* **Task requirements**
Return each line of the entries that holds the string "author".

****

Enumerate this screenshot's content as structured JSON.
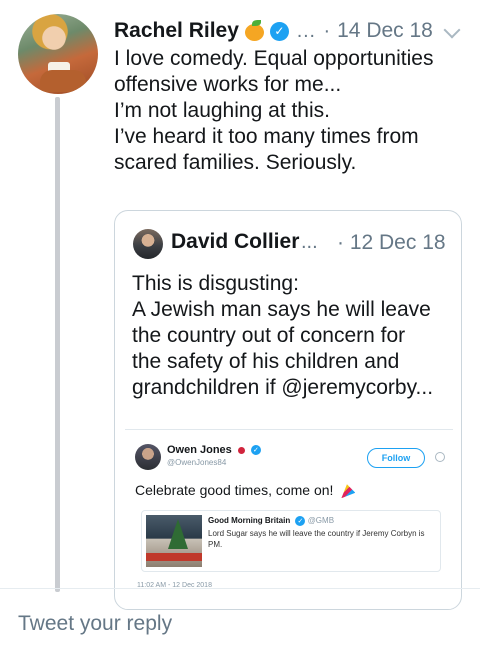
{
  "tweet": {
    "author": "Rachel Riley",
    "ellipsis": "… ·",
    "date": "14 Dec 18",
    "icons": [
      "orange-icon",
      "verified-icon",
      "chevron-down-icon"
    ],
    "lines": [
      "I love comedy. Equal opportunities",
      "offensive works for me...",
      "I’m not laughing at this.",
      "I’ve heard it too many times from",
      "scared families. Seriously."
    ]
  },
  "quoted": {
    "author": "David Collier",
    "ellipsis": "...",
    "date": "· 12 Dec 18",
    "lines": [
      "This is disgusting:",
      "A Jewish man says he will leave",
      "the country out of concern for",
      "the safety of his children and",
      "grandchildren if @jeremycorby..."
    ],
    "embedded": {
      "author": "Owen Jones",
      "handle": "@OwenJones84",
      "follow_label": "Follow",
      "text": "Celebrate good times, come on!",
      "card": {
        "source": "Good Morning Britain",
        "source_handle": "@GMB",
        "text": "Lord Sugar says he will leave the country if Jeremy Corbyn is PM."
      },
      "timestamp": "11:02 AM - 12 Dec 2018"
    }
  },
  "reply": {
    "placeholder": "Tweet your reply"
  },
  "colors": {
    "accent": "#1da1f2",
    "muted": "#657786",
    "thread_line": "#c9ccd1"
  }
}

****

* **Solved exercise**
    "author": "Rachel Riley",
    "author": "David Collier",
      "author": "Owen Jones",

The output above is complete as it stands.